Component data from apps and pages
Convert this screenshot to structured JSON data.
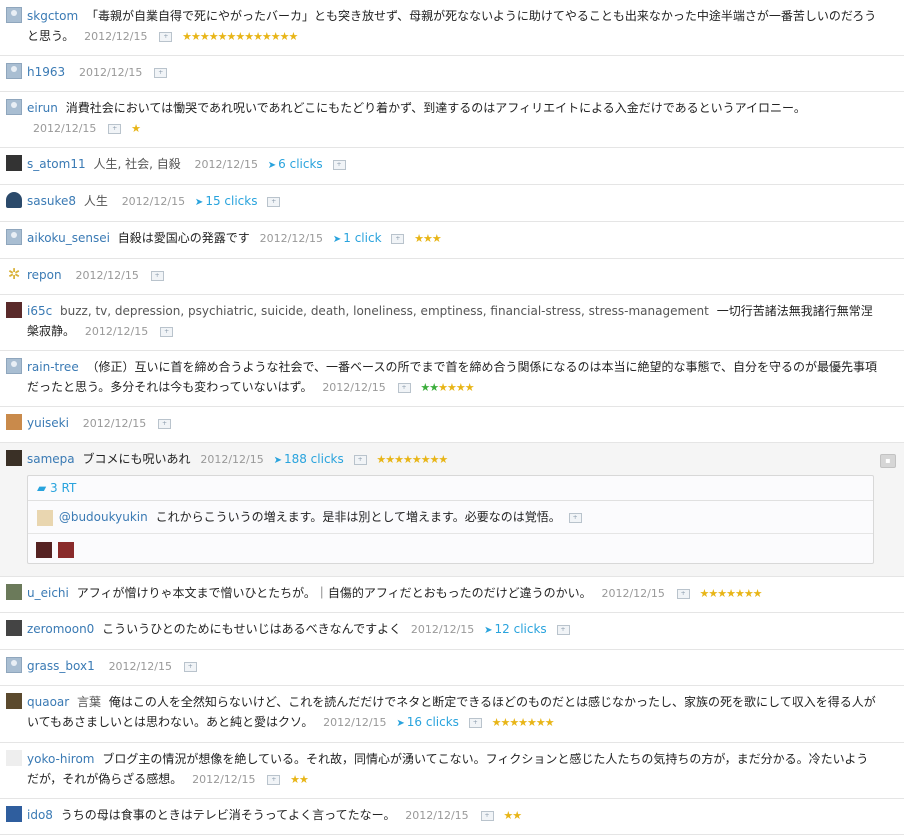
{
  "bookmarks": [
    {
      "user": "skgctom",
      "tags": "",
      "text": "「毒親が自業自得で死にやがったバーカ」とも突き放せず、母親が死なないように助けてやることも出来なかった中途半端さが一番苦しいのだろうと思う。",
      "date": "2012/12/15",
      "clicks": "",
      "stars": 13,
      "green": 0
    },
    {
      "user": "h1963",
      "tags": "",
      "text": "",
      "date": "2012/12/15",
      "clicks": "",
      "stars": 0,
      "green": 0
    },
    {
      "user": "eirun",
      "tags": "",
      "text": "消費社会においては慟哭であれ呪いであれどこにもたどり着かず、到達するのはアフィリエイトによる入金だけであるというアイロニー。",
      "date": "2012/12/15",
      "clicks": "",
      "stars": 1,
      "green": 0
    },
    {
      "user": "s_atom11",
      "tags": "人生, 社会, 自殺",
      "text": "",
      "date": "2012/12/15",
      "clicks": "6 clicks",
      "stars": 0,
      "green": 0
    },
    {
      "user": "sasuke8",
      "tags": "人生",
      "text": "",
      "date": "2012/12/15",
      "clicks": "15 clicks",
      "stars": 0,
      "green": 0
    },
    {
      "user": "aikoku_sensei",
      "tags": "",
      "text": "自殺は愛国心の発露です",
      "date": "2012/12/15",
      "clicks": "1 click",
      "stars": 3,
      "green": 0
    },
    {
      "user": "repon",
      "tags": "",
      "text": "",
      "date": "2012/12/15",
      "clicks": "",
      "stars": 0,
      "green": 0
    },
    {
      "user": "i65c",
      "tags": "buzz, tv, depression, psychiatric, suicide, death, loneliness, emptiness, financial-stress, stress-management",
      "text": "一切行苦諸法無我諸行無常涅槃寂静。",
      "date": "2012/12/15",
      "clicks": "",
      "stars": 0,
      "green": 0
    },
    {
      "user": "rain-tree",
      "tags": "",
      "text": "（修正）互いに首を締め合うような社会で、一番ベースの所でまで首を締め合う関係になるのは本当に絶望的な事態で、自分を守るのが最優先事項だったと思う。多分それは今も変わっていないはず。",
      "date": "2012/12/15",
      "clicks": "",
      "stars": 4,
      "green": 2
    },
    {
      "user": "yuiseki",
      "tags": "",
      "text": "",
      "date": "2012/12/15",
      "clicks": "",
      "stars": 0,
      "green": 0
    },
    {
      "user": "samepa",
      "tags": "",
      "text": "ブコメにも呪いあれ",
      "date": "2012/12/15",
      "clicks": "188 clicks",
      "stars": 8,
      "green": 0,
      "rt": {
        "count": "3 RT",
        "reply_user": "@budoukyukin",
        "reply_text": "これからこういうの増えます。是非は別として増えます。必要なのは覚悟。"
      }
    },
    {
      "user": "u_eichi",
      "tags": "",
      "text": "アフィが憎けりゃ本文まで憎いひとたちが。｜自傷的アフィだとおもったのだけど違うのかい。",
      "date": "2012/12/15",
      "clicks": "",
      "stars": 7,
      "green": 0
    },
    {
      "user": "zeromoon0",
      "tags": "",
      "text": "こういうひとのためにもせいじはあるべきなんですよく",
      "date": "2012/12/15",
      "clicks": "12 clicks",
      "stars": 0,
      "green": 0
    },
    {
      "user": "grass_box1",
      "tags": "",
      "text": "",
      "date": "2012/12/15",
      "clicks": "",
      "stars": 0,
      "green": 0
    },
    {
      "user": "quaoar",
      "tags": "言葉",
      "text": "俺はこの人を全然知らないけど、これを読んだだけでネタと断定できるほどのものだとは感じなかったし、家族の死を歌にして収入を得る人がいてもあさましいとは思わない。あと純と愛はクソ。",
      "date": "2012/12/15",
      "clicks": "16 clicks",
      "stars": 7,
      "green": 0
    },
    {
      "user": "yoko-hirom",
      "tags": "",
      "text": "ブログ主の情況が想像を絶している。それ故，同情心が湧いてこない。フィクションと感じた人たちの気持ちの方が，まだ分かる。冷たいようだが，それが偽らざる感想。",
      "date": "2012/12/15",
      "clicks": "",
      "stars": 2,
      "green": 0
    },
    {
      "user": "ido8",
      "tags": "",
      "text": "うちの母は食事のときはテレビ消そうってよく言ってたなー。",
      "date": "2012/12/15",
      "clicks": "",
      "stars": 2,
      "green": 0
    }
  ],
  "colors": {
    "link": "#3a7ab4",
    "twitter": "#29a3dd",
    "star": "#e8b517",
    "green_star": "#3cae3c"
  },
  "icons": {
    "avatar": "user-avatar-icon",
    "bookmark": "add-bookmark-icon",
    "twitter": "twitter-bird-icon",
    "star": "star-icon",
    "comment": "comment-bubble-icon"
  }
}
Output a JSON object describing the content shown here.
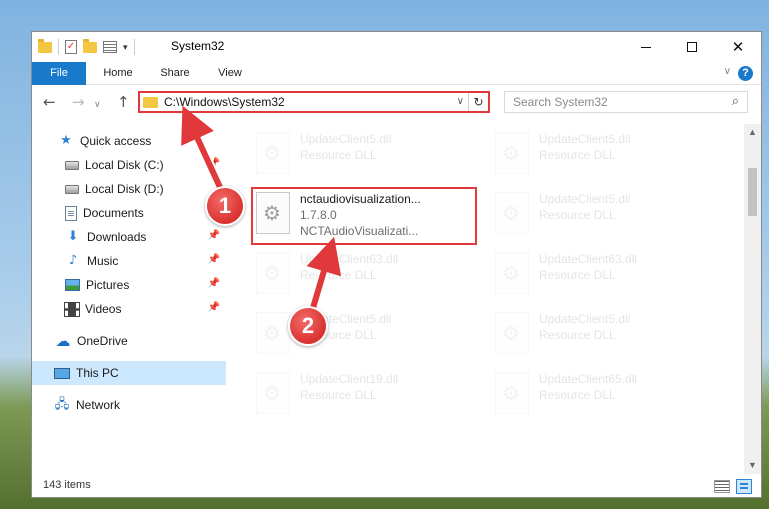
{
  "window": {
    "title": "System32",
    "buttons": {
      "minimize": "minimize",
      "maximize": "maximize",
      "close": "close"
    }
  },
  "ribbon": {
    "tabs": [
      "File",
      "Home",
      "Share",
      "View"
    ],
    "help": "?"
  },
  "navigation": {
    "back": "←",
    "forward": "→",
    "recent": "∨",
    "up": "↑",
    "address": "C:\\Windows\\System32",
    "search_placeholder": "Search System32"
  },
  "sidebar": {
    "items": [
      {
        "label": "Quick access",
        "icon": "star-icon",
        "pinned": false
      },
      {
        "label": "Local Disk (C:)",
        "icon": "drive-icon",
        "pinned": true
      },
      {
        "label": "Local Disk (D:)",
        "icon": "drive-icon",
        "pinned": false
      },
      {
        "label": "Documents",
        "icon": "document-icon",
        "pinned": true
      },
      {
        "label": "Downloads",
        "icon": "download-icon",
        "pinned": true
      },
      {
        "label": "Music",
        "icon": "music-icon",
        "pinned": true
      },
      {
        "label": "Pictures",
        "icon": "picture-icon",
        "pinned": true
      },
      {
        "label": "Videos",
        "icon": "video-icon",
        "pinned": true
      },
      {
        "label": "OneDrive",
        "icon": "cloud-icon",
        "pinned": false
      },
      {
        "label": "This PC",
        "icon": "computer-icon",
        "pinned": false,
        "selected": true
      },
      {
        "label": "Network",
        "icon": "network-icon",
        "pinned": false
      }
    ]
  },
  "files": {
    "highlighted": {
      "name": "nctaudiovisualization...",
      "version": "1.7.8.0",
      "description": "NCTAudioVisualizati..."
    },
    "faded": [
      {
        "name": "UpdateClient5.dll",
        "type": "Resource DLL"
      },
      {
        "name": "UpdateClient5.dll",
        "type": "Resource DLL"
      },
      {
        "name": "UpdateClient5.dll",
        "type": "Resource DLL"
      },
      {
        "name": "UpdateClient63.dll",
        "type": "Resource DLL"
      },
      {
        "name": "UpdateClient63.dll",
        "type": "Resource DLL"
      },
      {
        "name": "UpdateClient5.dll",
        "type": "Resource DLL"
      },
      {
        "name": "UpdateClient5.dll",
        "type": "Resource DLL"
      },
      {
        "name": "UpdateClient19.dll",
        "type": "Resource DLL"
      },
      {
        "name": "UpdateClient65.dll",
        "type": "Resource DLL"
      }
    ]
  },
  "status": {
    "item_count": "143 items"
  },
  "annotations": {
    "step1": "1",
    "step2": "2",
    "color": "#e0383b"
  }
}
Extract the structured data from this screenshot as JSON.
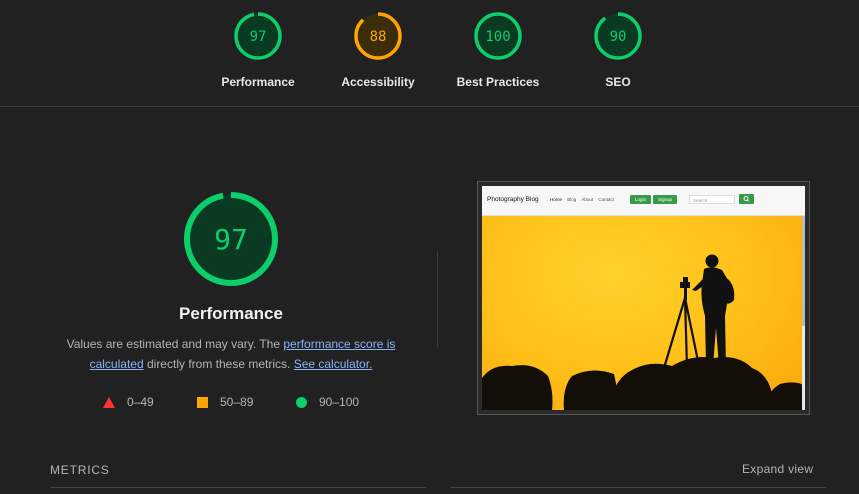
{
  "gauges": [
    {
      "label": "Performance",
      "score": "97",
      "value": 97,
      "color": "#0cce6b",
      "bg": "#0a3b22"
    },
    {
      "label": "Accessibility",
      "score": "88",
      "value": 88,
      "color": "#ffa400",
      "bg": "#3b2c0a"
    },
    {
      "label": "Best Practices",
      "score": "100",
      "value": 100,
      "color": "#0cce6b",
      "bg": "#0a3b22"
    },
    {
      "label": "SEO",
      "score": "90",
      "value": 90,
      "color": "#0cce6b",
      "bg": "#0a3b22"
    }
  ],
  "main": {
    "score": "97",
    "value": 97,
    "title": "Performance",
    "desc_prefix": "Values are estimated and may vary. The ",
    "desc_link1": "performance score is calculated",
    "desc_mid": " directly from these metrics. ",
    "desc_link2": "See calculator."
  },
  "legend": {
    "fail": "0–49",
    "average": "50–89",
    "pass": "90–100"
  },
  "thumbnail": {
    "brand": "Photography Blog",
    "links": [
      "Home",
      "Blog",
      "About",
      "Contact"
    ],
    "login": "Login",
    "signup": "Signup",
    "search_placeholder": "Search"
  },
  "metrics": {
    "heading": "METRICS",
    "expand": "Expand view"
  },
  "colors": {
    "pass": "#0cce6b",
    "average": "#ffa400",
    "fail": "#ff3333",
    "link": "#8ab4f8"
  }
}
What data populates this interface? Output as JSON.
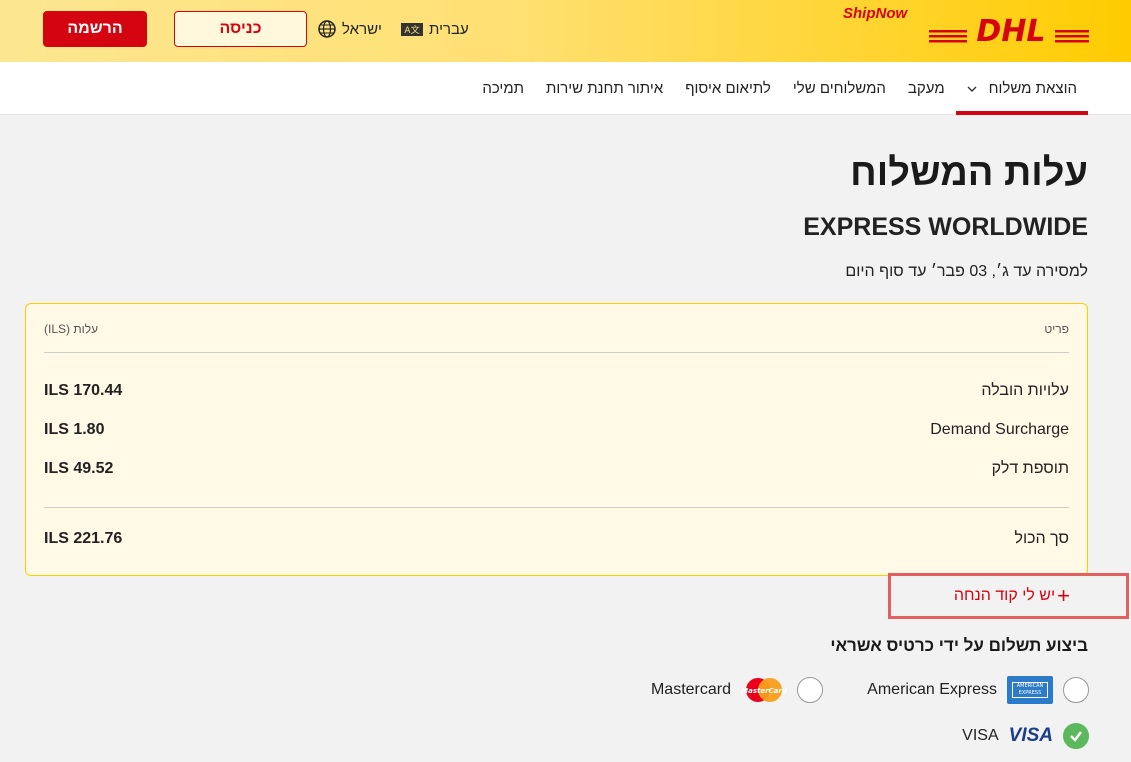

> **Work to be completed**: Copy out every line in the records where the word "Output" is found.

> **Response below**:
Output a JSON object describing the content shown here.
What data populates this interface? Output as JSON.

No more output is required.